**Task:** Reproduce all of the data exactly, with no line skipped.

**Entries supplied:**
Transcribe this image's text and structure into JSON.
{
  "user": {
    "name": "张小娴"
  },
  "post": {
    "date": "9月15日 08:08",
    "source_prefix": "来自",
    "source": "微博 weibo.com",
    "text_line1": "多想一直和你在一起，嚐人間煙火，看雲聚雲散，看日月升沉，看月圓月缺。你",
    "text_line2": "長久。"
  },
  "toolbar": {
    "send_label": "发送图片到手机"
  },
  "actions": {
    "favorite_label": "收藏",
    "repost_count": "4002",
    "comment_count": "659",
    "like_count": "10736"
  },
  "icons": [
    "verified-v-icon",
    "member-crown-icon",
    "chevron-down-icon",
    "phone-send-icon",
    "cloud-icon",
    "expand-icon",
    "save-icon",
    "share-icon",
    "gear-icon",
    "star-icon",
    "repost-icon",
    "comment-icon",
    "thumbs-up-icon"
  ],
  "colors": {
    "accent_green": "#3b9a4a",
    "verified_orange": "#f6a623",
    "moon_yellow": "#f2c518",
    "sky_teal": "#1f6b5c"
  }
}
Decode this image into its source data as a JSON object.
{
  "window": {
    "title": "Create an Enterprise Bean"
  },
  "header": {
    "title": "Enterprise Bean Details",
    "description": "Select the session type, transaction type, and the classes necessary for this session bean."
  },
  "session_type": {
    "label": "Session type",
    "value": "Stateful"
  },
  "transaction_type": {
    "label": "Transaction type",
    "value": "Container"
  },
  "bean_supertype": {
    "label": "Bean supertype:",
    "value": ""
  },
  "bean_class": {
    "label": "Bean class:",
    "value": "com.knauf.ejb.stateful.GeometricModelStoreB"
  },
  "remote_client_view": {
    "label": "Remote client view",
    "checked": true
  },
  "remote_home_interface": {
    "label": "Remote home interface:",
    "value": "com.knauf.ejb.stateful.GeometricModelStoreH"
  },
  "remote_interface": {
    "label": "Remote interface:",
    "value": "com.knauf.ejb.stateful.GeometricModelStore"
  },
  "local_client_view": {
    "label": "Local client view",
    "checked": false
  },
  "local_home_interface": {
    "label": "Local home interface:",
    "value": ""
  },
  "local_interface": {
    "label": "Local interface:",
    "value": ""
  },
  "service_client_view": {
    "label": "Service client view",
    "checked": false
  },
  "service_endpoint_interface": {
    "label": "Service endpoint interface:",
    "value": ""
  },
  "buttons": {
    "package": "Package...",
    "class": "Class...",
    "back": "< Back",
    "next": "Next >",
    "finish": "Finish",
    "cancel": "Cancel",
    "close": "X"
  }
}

**Worked solution:**
Transcribe this image's text and structure into JSON.
{
  "user": {
    "name": "张小娴"
  },
  "post": {
    "date": "9月15日 08:08",
    "source_prefix": "来自",
    "source": "微博 weibo.com",
    "text_line1": "多想一直和你在一起，嚐人間煙火，看雲聚雲散，看日月升沉，看月圓月缺。你",
    "text_line2": "長久。"
  },
  "toolbar": {
    "send_label": "发送图片到手机"
  },
  "actions": {
    "favorite_label": "收藏",
    "repost_count": "4002",
    "comment_count": "659",
    "like_count": "10736"
  },
  "icons": [
    "verified-v-icon",
    "member-crown-icon",
    "chevron-down-icon",
    "phone-send-icon",
    "cloud-icon",
    "expand-icon",
    "save-icon",
    "share-icon",
    "gear-icon",
    "star-icon",
    "repost-icon",
    "comment-icon",
    "thumbs-up-icon"
  ],
  "colors": {
    "accent_green": "#3b9a4a",
    "verified_orange": "#f6a623",
    "moon_yellow": "#f2c518",
    "sky_teal": "#1f6b5c"
  }
}
Decode this image into its source data as a JSON object.
{
  "window": {
    "title": "Create an Enterprise Bean"
  },
  "header": {
    "title": "Enterprise Bean Details",
    "description": "Select the session type, transaction type, and the classes necessary for this session bean."
  },
  "session_type": {
    "label": "Session type",
    "value": "Stateful"
  },
  "transaction_type": {
    "label": "Transaction type",
    "value": "Container"
  },
  "bean_supertype": {
    "label": "Bean supertype:",
    "value": ""
  },
  "bean_class": {
    "label": "Bean class:",
    "value": "com.knauf.ejb.stateful.GeometricModelStoreB"
  },
  "remote_client_view": {
    "label": "Remote client view",
    "checked": true
  },
  "remote_home_interface": {
    "label": "Remote home interface:",
    "value": "com.knauf.ejb.stateful.GeometricModelStoreH"
  },
  "remote_interface": {
    "label": "Remote interface:",
    "value": "com.knauf.ejb.stateful.GeometricModelStore"
  },
  "local_client_view": {
    "label": "Local client view",
    "checked": false
  },
  "local_home_interface": {
    "label": "Local home interface:",
    "value": ""
  },
  "local_interface": {
    "label": "Local interface:",
    "value": ""
  },
  "service_client_view": {
    "label": "Service client view",
    "checked": false
  },
  "service_endpoint_interface": {
    "label": "Service endpoint interface:",
    "value": ""
  },
  "buttons": {
    "package": "Package...",
    "class": "Class...",
    "back": "< Back",
    "next": "Next >",
    "finish": "Finish",
    "cancel": "Cancel",
    "close": "X"
  }
}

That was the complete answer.